Parashat Noach: Crises and Covenant

[Tal Chermon]

Noach was an easygoing and even-tempered person. A person who becomes angry loses his senses and his soul is replaced with an idolatrous evil spirit. A person who is at peace, however, is blessed, for Hashem dwells in the heart of the tranquil (Sefer Charedim in the name of Midrash Neelam). "Noach [therefore] found favor in G-d's eyes" (Bereshit 6:8). Hashem's pleasure in man brought about a new stage in humanity's development: from individuals, nations now began to develop.

Advances Through Crises
The topic of this Parashah is the splitting of mankind into different nations and tongues. This is a very significant stage in human development. A nation is a new reality in the world. A certain philosopher once broke down the whole of creation into five categories: inanimate objects, vegetation, animals, human beings and nations. This advancement appears to have been unplanned, having resulted from the sin of the "Generation of the Dispersion" (due to the the Tower of Bavel debacle – Bereshit 11:1-9). However, matters which from our human perspective occur by default, are from Hashem's perspective ideal and intentional. We have been taught that progress is achieved through the failures that precede it, as our Sages have even said about the study of Torah: "A man does not achieve a complete understanding of the words of Torah unless he has first made errors in interpreting them" (Gittin 43a). There are many phenomena that only evolve and are only comprehensible because of the blunders and frustrations that preceded them. So it is in this Parashah. The result of the sin of the "Generation of the Dispersion" was that mankind was divided up into nations. The result of Noach's drunkenness was the characterization of these nations' spiritual nature; and the result of the sin of the "Generation of the Deluge" was the Divine covenant that the entire world population would never be destroyed again.

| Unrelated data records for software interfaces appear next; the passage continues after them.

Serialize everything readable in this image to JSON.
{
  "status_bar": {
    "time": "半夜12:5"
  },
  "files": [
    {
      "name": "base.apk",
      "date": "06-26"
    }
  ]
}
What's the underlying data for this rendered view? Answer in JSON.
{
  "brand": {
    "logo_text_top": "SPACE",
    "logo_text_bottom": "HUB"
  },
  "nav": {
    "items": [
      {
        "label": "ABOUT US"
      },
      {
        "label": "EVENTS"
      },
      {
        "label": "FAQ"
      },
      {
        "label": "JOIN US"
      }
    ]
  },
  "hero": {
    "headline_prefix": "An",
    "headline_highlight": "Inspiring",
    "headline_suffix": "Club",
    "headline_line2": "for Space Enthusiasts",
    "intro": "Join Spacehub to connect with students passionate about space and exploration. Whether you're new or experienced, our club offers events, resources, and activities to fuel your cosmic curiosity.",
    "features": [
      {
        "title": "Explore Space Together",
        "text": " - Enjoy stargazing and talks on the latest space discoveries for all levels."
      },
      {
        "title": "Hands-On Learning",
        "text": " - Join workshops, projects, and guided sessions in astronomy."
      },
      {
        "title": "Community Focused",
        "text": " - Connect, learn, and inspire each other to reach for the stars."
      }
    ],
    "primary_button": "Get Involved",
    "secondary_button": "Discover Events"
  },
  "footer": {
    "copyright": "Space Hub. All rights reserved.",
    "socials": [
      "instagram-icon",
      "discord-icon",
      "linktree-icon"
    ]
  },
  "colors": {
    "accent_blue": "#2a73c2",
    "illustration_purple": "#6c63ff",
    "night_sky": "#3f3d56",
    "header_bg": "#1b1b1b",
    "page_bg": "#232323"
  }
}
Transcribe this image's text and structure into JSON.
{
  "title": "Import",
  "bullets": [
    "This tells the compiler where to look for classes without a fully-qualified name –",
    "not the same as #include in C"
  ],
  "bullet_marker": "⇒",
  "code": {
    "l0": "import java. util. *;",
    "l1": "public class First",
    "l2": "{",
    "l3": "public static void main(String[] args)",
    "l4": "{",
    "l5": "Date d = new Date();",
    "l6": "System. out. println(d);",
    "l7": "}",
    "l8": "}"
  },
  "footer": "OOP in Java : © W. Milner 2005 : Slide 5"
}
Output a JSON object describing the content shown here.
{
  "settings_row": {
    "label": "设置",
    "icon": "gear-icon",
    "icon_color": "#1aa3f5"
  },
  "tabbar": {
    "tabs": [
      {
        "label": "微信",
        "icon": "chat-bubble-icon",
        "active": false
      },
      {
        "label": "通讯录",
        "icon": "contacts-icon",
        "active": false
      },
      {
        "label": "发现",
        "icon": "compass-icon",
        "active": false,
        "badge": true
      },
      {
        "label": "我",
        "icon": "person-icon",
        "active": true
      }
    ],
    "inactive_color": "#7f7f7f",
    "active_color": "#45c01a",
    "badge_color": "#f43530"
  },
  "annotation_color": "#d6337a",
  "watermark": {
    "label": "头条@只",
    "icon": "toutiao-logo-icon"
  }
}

Hashem's Covenant with Man
The Divine covenant is not like a human contract. It is not a conditional agreement made between two parties, based on mutual interests, and for their common good. G-d's covenant is comparable to a law of nature. It is neither cancelled nor changed according to circumstances. It is a Divine creation that is even more lasting and permanent than the laws of nature. After the downfall of the "Generation of the Deluge," Hashem made a promise that never again would all mankind perish. This promise also included man's spiritual survival. Man would never lose the Divine image that he possesses. Some people despair of mankind. On seeing man's vulgar materialism, his sins and misdeeds, they think that the whole of the human species will degenerate back into barbarism. They are mistaken. The Divine covenant is an unbreakable promise that mankind, despite all of its faults and failings, will remain human and will eventually reach its lofty objective. We are fully aware of man's defects and flaws and definitely do not claim that he has already reached perfection. Only the intoxicated see the world as utopia. Our Sages interpreted the verse (Mishlei 23:31), "When he puts his eye to the cup (= concentrates on drinking) he walks on a plain," to mean that the whole world appears to the drunkard as if it is completely flat (Yoma 74b. The philosopher Liebnitz, in a book titled "Theodicee", Liebnitz creates a scenario in which there is no evil in the world. The philosopher Voltaire, on the other hand, wrote a story in which evil clearly exists, but the main character fails to see it. The story highlights the absurdity of such an approach. The theory that there is no evil in the world is in truth very profound, but becomes ludicrous if taken too simplistically. Our Prophets and great Rabbis used a similar literary ruse in their controversy against opposing views: by simplifying the opinions of their opponents to absurdity, they were able to expose the underlying falsehood in these views). While it is true that there are shortcomings and failures in the world, in the final analysis, these very setbacks are what lead to man's elevation. "The flood came and blotted out almost all of existence, however, the root of humanity that remained was spiritually strengthened. The world became firmly based and a covenant promising its perpetual existence was sealed" (Maran Ha-Rav Kook in Orot Ha-Kodesh part 3, p. 66).